How is State Authorization Serving Our Students? Guest Post from Trish Ritschel-TrifiloPosted September 11, 2012 in Archives, Uncategorized
The Face2Face, Blended and Online Learning webinar series is officially underway. We kicked things off last Friday with the first session (now available on our archive page) and we have another great session lined up this week. Dr. Trish Ritshcel-Trifilo, Distance Learning Specialist at Wayland Baptist University, will be one of the presenters, and she has a thought provoking guest post to share with us today. After reading the blog post, don’t forget to register for the second webinar on Friday, September 14 – Online Teaching F2F, Blended & Online – Week Two: Institutional Concerns.
In the past two years Institutions of Higher Ed who utilize distance components in their teaching and degree programs have been chasing their tail to try to understand and meet requirements for State Authorization. In October of 2010 the Department of Education (DOE) struck a blow to distance education when it mandated that Universities must authorize in every state where they have a presence. Non-compliance came with large penalties. State Authorization laws have been on the books for a long time so authorization is not something new; rather it is something brought to light by the DOE. Unfortunately, most states were not aware they had the law, some did not understand their laws, and most had no manpower to adequately manage the paperwork or enforce the law.
As the Director of an up and coming online program for a small private university (Hardin Simmons University) this created many concerns and headaches. Each state had a different set of rules, different definitions of “presence”, and costs to file ranged from 0 to tens of thousands of dollars per state. Do we deny a student access to an online course because they live in a state where the cost of authorization is $25,000? Well, yeah we do. What if this is a one time – one semester occurrence? How do we know where these students really are living at the time of the class? What about military students? Do we go by home state or current assignment? How do student practicums fit into the mix? Hundreds of questions and concerns came to the forefront.
Through various court proceedings we have finally arrived at a new questionable state. On July 31st 2012 the DOE quietly reversed its position saying it will no longer enforce a requirement that distance education programs obtain authorization in every state in which they enroll at least one student. – Whew! But wait…. The laws still exist, and states are still likely to enforce authorization laws if they have the manpower, especially those who see major dollar signs. What is a university to do? Do you claim to operate in ignorance of student location? Do you worry about it if you just have a handful of students in a state? Where is the dividing line? What of integrity and lawfulness? How do universities deal with the expense in dollars and manpower hours to follow the law?

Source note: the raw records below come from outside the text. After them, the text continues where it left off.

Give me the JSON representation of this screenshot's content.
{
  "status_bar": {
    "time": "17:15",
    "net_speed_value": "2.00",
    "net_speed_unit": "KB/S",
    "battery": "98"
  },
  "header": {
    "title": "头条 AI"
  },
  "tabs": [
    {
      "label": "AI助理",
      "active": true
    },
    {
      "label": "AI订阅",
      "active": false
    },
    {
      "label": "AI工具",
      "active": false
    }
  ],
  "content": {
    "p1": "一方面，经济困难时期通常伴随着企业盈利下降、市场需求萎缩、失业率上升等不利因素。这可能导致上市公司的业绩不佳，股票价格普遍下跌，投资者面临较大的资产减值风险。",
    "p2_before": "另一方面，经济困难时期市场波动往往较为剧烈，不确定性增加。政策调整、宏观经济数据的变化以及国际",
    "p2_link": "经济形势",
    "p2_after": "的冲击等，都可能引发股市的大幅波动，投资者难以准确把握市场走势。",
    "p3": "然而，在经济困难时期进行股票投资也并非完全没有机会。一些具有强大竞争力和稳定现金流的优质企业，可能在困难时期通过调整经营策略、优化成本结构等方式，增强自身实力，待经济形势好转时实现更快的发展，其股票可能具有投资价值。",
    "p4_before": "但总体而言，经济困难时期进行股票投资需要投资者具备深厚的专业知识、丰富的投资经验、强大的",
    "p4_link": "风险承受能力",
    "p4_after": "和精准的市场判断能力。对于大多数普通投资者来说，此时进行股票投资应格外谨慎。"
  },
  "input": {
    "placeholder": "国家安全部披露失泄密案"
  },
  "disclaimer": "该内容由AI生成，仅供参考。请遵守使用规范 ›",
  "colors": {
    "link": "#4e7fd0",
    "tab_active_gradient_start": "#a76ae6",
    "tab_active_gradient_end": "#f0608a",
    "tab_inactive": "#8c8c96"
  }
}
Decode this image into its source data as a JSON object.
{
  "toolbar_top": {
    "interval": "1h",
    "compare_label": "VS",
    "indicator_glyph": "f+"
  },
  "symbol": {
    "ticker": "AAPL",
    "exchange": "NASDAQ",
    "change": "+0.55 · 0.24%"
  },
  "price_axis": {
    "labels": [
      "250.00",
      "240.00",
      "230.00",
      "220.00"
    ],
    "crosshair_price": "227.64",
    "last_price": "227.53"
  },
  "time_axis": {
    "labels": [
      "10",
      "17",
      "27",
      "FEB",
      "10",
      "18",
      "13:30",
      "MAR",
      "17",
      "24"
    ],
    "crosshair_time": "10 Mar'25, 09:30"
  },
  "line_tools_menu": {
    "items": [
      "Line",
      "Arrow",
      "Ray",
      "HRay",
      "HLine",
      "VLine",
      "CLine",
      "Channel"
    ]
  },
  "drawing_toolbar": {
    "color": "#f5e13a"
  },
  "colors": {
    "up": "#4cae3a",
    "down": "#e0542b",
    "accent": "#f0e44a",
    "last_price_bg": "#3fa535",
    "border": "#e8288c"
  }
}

And, has anyone seriously considered the service to the student in all of this? In this day of global learning are we really opening the doors of opportunity by denying someone access to a course because they live in the “wrong” state for our university? Online education is about accessibility to knowledge, learning opportunities, and ease of learning. My online students, through course design, can interact with experts in the field anywhere in the world. They can interact with students from other locations who have different perspectives and experiences. They become enriched. We need to learn how to integrate global learning with the cost of education, accessibility, protection of students’ rights, and the integrity of university programs. State authorization has some purpose in this.
Distance Education is complex with many components leading to excellence. First and foremost we must focus on the student, the consumer, the reason for any of this existence. Remember it’s the student we serve, the student who needs the knowledge to take us into the future. Let’s not get bogged down by archaic laws or greed. The DOE/State Authorization fiasco has put our united efforts in distance education into disarray forcing choices based strictly on dollars and amount of paperwork. State authorization has a purpose but should be a simple, inexpensive process for the benefit of the student, that Global Learner.
Tricia Ritschel-Trifilo has 34 years of experience in teaching face to face, including 17 online. She holds degrees in Biology, Anatomy, Neuroanatomy, and Education with a specialty in Instructional Design for Online Learning. Her research interests are in learning styles and brain pathways. An Air Force spouse, Trish has taught around the world. She recently left Hardin Simmons University to become the Distance Learning Specialist for Wayland Baptist University. She sits on the board of Texas Distance Learning Association, is the chair of education for the Texas Academy of Science, and is President of the Texas Blackboard Users Group (TBUG). She is a SoftChalk master presenter in their Innovator series.